The best known is Bass' King's Ale. This has even made it onto the Antiques Roadshow where it was identified as King's Ale, and it was said that the bottle dated from 1902, that the beer had been brewed by King Edward VII on a visit to Bass at Burton and that the bottle was worth £250. They were quite right, it was a bottle of Bass' King's Ale - but that is the only bit that was correct, the rest is garbage.
On his visit to the brewery in 1902 Edward VII turned a valve which allowed hot water to flow and started the mashing process for the beer; I will leave you to decide whether you think that that could be accurately described as brewing the beer.
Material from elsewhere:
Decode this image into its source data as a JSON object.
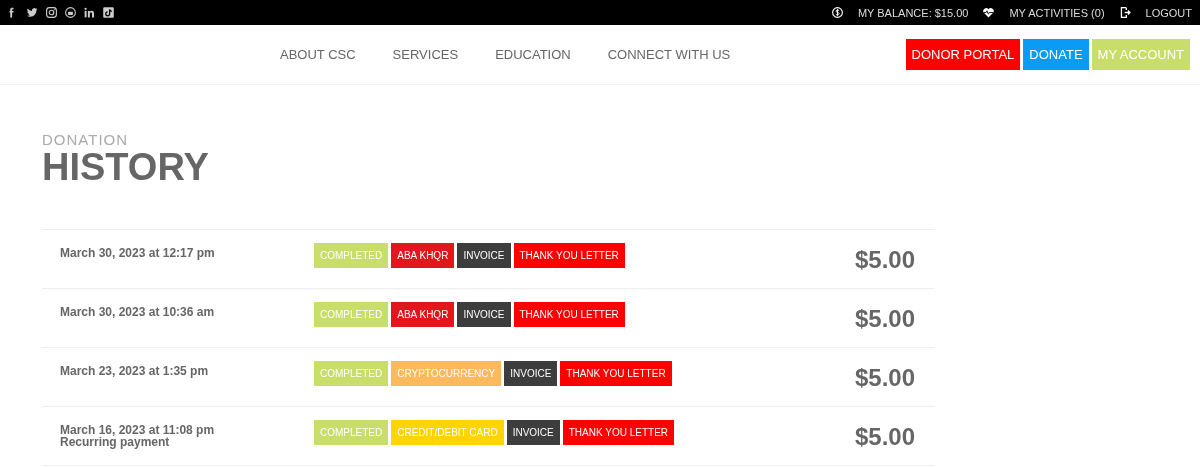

Once fermentation was complete the beer was not bottled straight away. It was stored in casks under controlled condition for several years before bottling started. The earliest date at which bottling may have occurred is 1905 but it continued over an extended period. A number of other companies were allowed to bottle it although they had to use the name "Royal Ale", "King's Ale" only being used for Bass bottlings.
To create even more confusion Bass kept a large supply of original bottles, labels and corks. These have been used to relabel and re-bottle the beer over a very long period. When Bass at Burton celebrated their bi-centennary in 1977, a quantity of the beer was re-bottled with original labels and corks. Everyone who had worked at the brewery for 10 years or more received a bottle, and there are large numbers of bottles around. The price you can expect to pay for a bottle is nothing like the Antiques Roadshow suggestion of £250. A range of £10 to £18 is often quoted but about 3 years ago I paid £8 for an early bottling and at a recent collectors meeting a number of bottles changed hands for £5 each.
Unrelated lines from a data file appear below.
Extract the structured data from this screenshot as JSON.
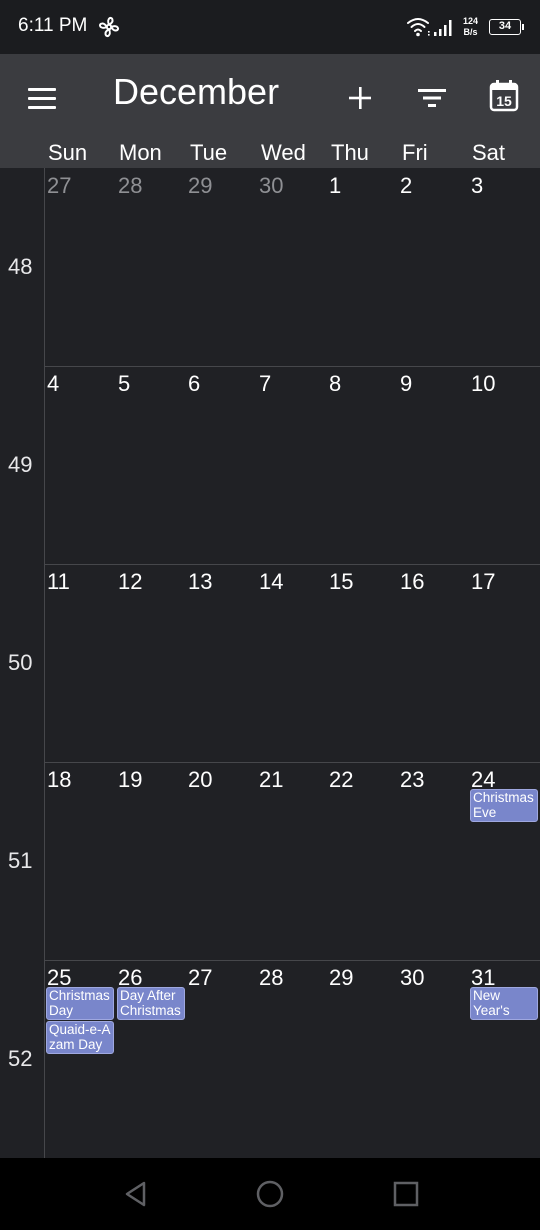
{
  "status": {
    "time": "6:11 PM",
    "net_speed_value": "124",
    "net_speed_unit": "B/s",
    "battery": "34",
    "icons": [
      "fan-icon",
      "wifi-icon",
      "signal-icon",
      "battery-icon"
    ]
  },
  "header": {
    "month": "December",
    "today_day": "15",
    "icons": [
      "menu-icon",
      "add-icon",
      "filter-icon",
      "calendar-today-icon"
    ]
  },
  "weekdays": [
    "Sun",
    "Mon",
    "Tue",
    "Wed",
    "Thu",
    "Fri",
    "Sat"
  ],
  "weeks": [
    {
      "number": "48",
      "days": [
        {
          "day": "27",
          "other_month": true
        },
        {
          "day": "28",
          "other_month": true
        },
        {
          "day": "29",
          "other_month": true
        },
        {
          "day": "30",
          "other_month": true
        },
        {
          "day": "1",
          "other_month": false
        },
        {
          "day": "2",
          "other_month": false
        },
        {
          "day": "3",
          "other_month": false
        }
      ]
    },
    {
      "number": "49",
      "days": [
        {
          "day": "4",
          "other_month": false
        },
        {
          "day": "5",
          "other_month": false
        },
        {
          "day": "6",
          "other_month": false
        },
        {
          "day": "7",
          "other_month": false
        },
        {
          "day": "8",
          "other_month": false
        },
        {
          "day": "9",
          "other_month": false
        },
        {
          "day": "10",
          "other_month": false
        }
      ]
    },
    {
      "number": "50",
      "days": [
        {
          "day": "11",
          "other_month": false
        },
        {
          "day": "12",
          "other_month": false
        },
        {
          "day": "13",
          "other_month": false
        },
        {
          "day": "14",
          "other_month": false
        },
        {
          "day": "15",
          "other_month": false
        },
        {
          "day": "16",
          "other_month": false
        },
        {
          "day": "17",
          "other_month": false
        }
      ]
    },
    {
      "number": "51",
      "days": [
        {
          "day": "18",
          "other_month": false
        },
        {
          "day": "19",
          "other_month": false
        },
        {
          "day": "20",
          "other_month": false
        },
        {
          "day": "21",
          "other_month": false
        },
        {
          "day": "22",
          "other_month": false
        },
        {
          "day": "23",
          "other_month": false
        },
        {
          "day": "24",
          "other_month": false,
          "events": [
            {
              "lines": [
                "Christmas",
                "Eve"
              ]
            }
          ]
        }
      ]
    },
    {
      "number": "52",
      "days": [
        {
          "day": "25",
          "other_month": false,
          "events": [
            {
              "lines": [
                "Christmas",
                "Day"
              ]
            },
            {
              "lines": [
                "Quaid-e-A",
                "zam Day"
              ]
            }
          ]
        },
        {
          "day": "26",
          "other_month": false,
          "events": [
            {
              "lines": [
                "Day After",
                "Christmas"
              ]
            }
          ]
        },
        {
          "day": "27",
          "other_month": false
        },
        {
          "day": "28",
          "other_month": false
        },
        {
          "day": "29",
          "other_month": false
        },
        {
          "day": "30",
          "other_month": false
        },
        {
          "day": "31",
          "other_month": false,
          "events": [
            {
              "lines": [
                "New",
                "Year's Eve"
              ]
            }
          ]
        }
      ]
    }
  ],
  "colors": {
    "background": "#202125",
    "app_bar": "#3b3c40",
    "event": "#7986cb",
    "dim_text": "#8f9094"
  },
  "nav": {
    "icons": [
      "back-icon",
      "home-icon",
      "recent-apps-icon"
    ]
  }
}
A similar beer, Prince's Ale, was produced as the result of a visit to the Bass Brewery by Edward, Prince of Wales, in 1929. It was still being sold in pubs, or at least in some of the posher London bars, for drinking in 1945. I paid £25 for a bottle last year, which seems to be regarded as a little on the high side, but is just within the quoted price range for the beer.
The oldest of the three traditional Bass' corkers, Ratcliffe Ale, was brewed in 1869 to mark the birth of Robert Ratcliffe, a son of one of the directors of the company. It was originally intended to be laid down to be drunk for his 21st birthday celebrations. This is a rarer bottle than King's Ale and a price of around £30 is often quoted for it. However at a recent collectors meeting I managed to pick up a pint bottle for £10 and a quart for £15 and these were not exceptionally low prices.
A bottle of Ratcliffe Ale was opened on 16th December 1969, the 100th anniversary of the brew, and was generally considered to have kept well. Thirty years on and I have recently had the opportunity to taste some. (Not from one of my bottles!) While there were distinct acetic undertones, it was still a rich, fruity beer and quite drinkable. It must have been of some strength to survive so long.
And finally, for a laugh, in an antiques centre not too far from Cambridge one stall has a number of Jubilee and Royal Wedding beers from national and large regional brewers marked at £10 each. Expect to pay around 50p for the same bottles at specialist breweriana events.